Aim of the task: Verbatim copy, images removed: write out the entries below.

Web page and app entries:
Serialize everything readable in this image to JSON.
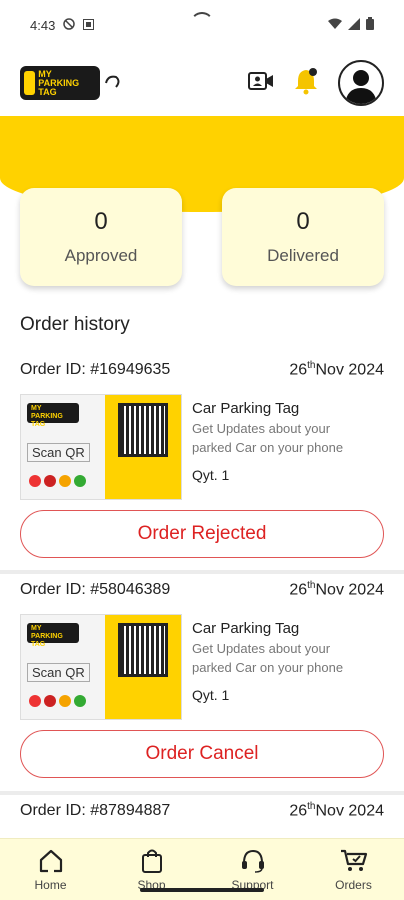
{
  "status_bar": {
    "time": "4:43"
  },
  "header": {
    "logo_line1": "MY",
    "logo_line2": "PARKING TAG"
  },
  "stats": [
    {
      "value": "0",
      "label": "Approved"
    },
    {
      "value": "0",
      "label": "Delivered"
    }
  ],
  "section_title": "Order history",
  "orders": [
    {
      "id": "Order ID: #16949635",
      "day": "26",
      "suffix": "th",
      "month_year": "Nov 2024",
      "product_title": "Car Parking Tag",
      "product_desc": "Get Updates about your parked Car on your phone",
      "qty": "Qyt. 1",
      "status": "Order Rejected",
      "img_scan": "Scan QR"
    },
    {
      "id": "Order ID: #58046389",
      "day": "26",
      "suffix": "th",
      "month_year": "Nov 2024",
      "product_title": "Car Parking Tag",
      "product_desc": "Get Updates about your parked Car on your phone",
      "qty": "Qyt. 1",
      "status": "Order Cancel",
      "img_scan": "Scan QR"
    },
    {
      "id": "Order ID: #87894887",
      "day": "26",
      "suffix": "th",
      "month_year": "Nov 2024"
    }
  ],
  "bottom_nav": [
    {
      "label": "Home",
      "icon": "home-icon"
    },
    {
      "label": "Shop",
      "icon": "shopping-bag-icon"
    },
    {
      "label": "Support",
      "icon": "headset-icon"
    },
    {
      "label": "Orders",
      "icon": "cart-icon"
    }
  ],
  "colors": {
    "accent": "#FFD200",
    "card": "#FFFCD8",
    "danger": "#DD2222"
  }
}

Answer section:
Serialize everything readable in this image to JSON.
{
  "status_bar": {
    "time": "4:43"
  },
  "header": {
    "logo_line1": "MY",
    "logo_line2": "PARKING TAG"
  },
  "stats": [
    {
      "value": "0",
      "label": "Approved"
    },
    {
      "value": "0",
      "label": "Delivered"
    }
  ],
  "section_title": "Order history",
  "orders": [
    {
      "id": "Order ID: #16949635",
      "day": "26",
      "suffix": "th",
      "month_year": "Nov 2024",
      "product_title": "Car Parking Tag",
      "product_desc": "Get Updates about your parked Car on your phone",
      "qty": "Qyt. 1",
      "status": "Order Rejected",
      "img_scan": "Scan QR"
    },
    {
      "id": "Order ID: #58046389",
      "day": "26",
      "suffix": "th",
      "month_year": "Nov 2024",
      "product_title": "Car Parking Tag",
      "product_desc": "Get Updates about your parked Car on your phone",
      "qty": "Qyt. 1",
      "status": "Order Cancel",
      "img_scan": "Scan QR"
    },
    {
      "id": "Order ID: #87894887",
      "day": "26",
      "suffix": "th",
      "month_year": "Nov 2024"
    }
  ],
  "bottom_nav": [
    {
      "label": "Home",
      "icon": "home-icon"
    },
    {
      "label": "Shop",
      "icon": "shopping-bag-icon"
    },
    {
      "label": "Support",
      "icon": "headset-icon"
    },
    {
      "label": "Orders",
      "icon": "cart-icon"
    }
  ],
  "colors": {
    "accent": "#FFD200",
    "card": "#FFFCD8",
    "danger": "#DD2222"
  }
}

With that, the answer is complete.